Our team looks after the cross-government publishing API application and we were recently tasked with improving how content dependencies are managed.
On the GOV.UK website, any piece of content may hold links to related articles or translations. In each case there’s a dependency between the content linking out and the linked content.
The old way of managing dependencies
The new publishing API is being developed as a single method of publishing for all of our applications including Whitehall, Specialist Publisher and Travel Advice Publisher.
The first part of the platform to be built was the content-store, which serves as a central repository for all published content. Items in the content-store database used to be stored with full details of their own content, and links to other items were represented as IDs (the links weren’t expanded and stored inside the content).
The content-store expanded these links at run time, converting the IDs into text and URLs, but this lead to long request times and scaling problems. Because the content-store had a lot of complexity, we wanted to turn it into a simple caching layer with no responsibility for determining links or storing content dynamic information. The new publishing API was to be the canonical source of content and we just needed some way of updating content whenever links changed (as this would no longer be determined by the content-store at run time).
Our new solution
We now update linked content automatically within the publishing API through the use of LinkSets. The LinkSets ensure that when you make a query, the publishing API can immediately find the parent content and its dependencies. The LinkSet identifies all the relations between articles, like vertices in a graph, and is saved within PostgreSQL (the publishing API is backed by a PostgreSQL database). We create a LinkSet for each article before it’s published.
The content store is to be a simple cache, storing no details of content of link IDs.
An example of how this works in practice
Say an ‘income tax’ article has a parent article called ‘money and tax’, and a child called ‘tax codes’. Meanwhile, the ‘tax codes’ content has a child article of ‘tax numbers’. Furthermore, the ‘income tax’ content links to an ‘emergency tax’ article this in turn links back to ‘income tax’.
If we updated the ‘income tax’ content to be called ‘contributions’ instead, we’d want to notify ‘tax codes’ and ‘emergency tax’ of this change. We’d also have to update the ‘tax numbers’ and ‘money and tax’ articles since the breadcrumb will have changed to:
`Money and tax > Contribution > Tax Codes > Tax Numbers`
There are two sides to the query, one for following dependencies down the graph, and one for following it up. In the following query example, I’ll just be showing how we followed dependencies down the graph (since following dependencies upwards is a very similar process).
In PostgreSQL the query you’d make to find all the (downwards) related content (even if not directly related) for the ‘income tax’ content would look like this:
The system’s response to the query would be to first create a temporary table called dependents that just includes the ‘income tax’ article:
The second step would find all the links that point to the ‘income tax’ article (in this case the ‘tax codes’ and ‘emergency tax’ content), and save them as a temporary table, eg as:

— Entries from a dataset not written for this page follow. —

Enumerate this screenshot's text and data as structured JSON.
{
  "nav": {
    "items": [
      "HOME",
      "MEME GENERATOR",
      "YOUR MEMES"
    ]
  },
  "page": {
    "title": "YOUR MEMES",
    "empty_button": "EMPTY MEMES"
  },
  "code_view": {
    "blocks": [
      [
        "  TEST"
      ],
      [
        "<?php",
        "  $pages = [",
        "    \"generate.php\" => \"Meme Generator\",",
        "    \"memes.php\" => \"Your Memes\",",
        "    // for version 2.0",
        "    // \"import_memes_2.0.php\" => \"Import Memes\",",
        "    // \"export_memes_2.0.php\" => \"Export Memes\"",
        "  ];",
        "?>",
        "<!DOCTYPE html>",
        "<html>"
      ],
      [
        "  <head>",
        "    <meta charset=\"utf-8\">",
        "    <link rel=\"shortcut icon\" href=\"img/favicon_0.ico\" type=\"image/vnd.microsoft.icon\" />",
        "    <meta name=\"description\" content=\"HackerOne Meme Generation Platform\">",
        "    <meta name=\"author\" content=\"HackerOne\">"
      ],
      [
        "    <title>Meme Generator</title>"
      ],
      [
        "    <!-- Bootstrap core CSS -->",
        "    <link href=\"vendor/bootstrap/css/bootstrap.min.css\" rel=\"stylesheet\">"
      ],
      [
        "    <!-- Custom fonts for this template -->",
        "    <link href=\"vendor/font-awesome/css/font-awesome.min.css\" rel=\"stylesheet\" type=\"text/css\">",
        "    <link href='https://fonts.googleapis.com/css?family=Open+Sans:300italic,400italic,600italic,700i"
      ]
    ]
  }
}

Then the system would look for all the links that point to the table’s contained articles (in this case the ‘tax numbers’ content). This then gives a temporary table of:
As the final step, all values not including the ‘income tax’ article would be in the table, as:
After all the dependencies are found, they are queued into a background job in the content-store application and all the relevant links are updated. The above example would be represented to the content-store as this blog of code:
More information on the specifics and examples of the actual code we use to find dependencies and update their representation can be found here:
If this sounds like a good place to work, take a look at Working for GDS - we're usually in search of talented people to come and join the team.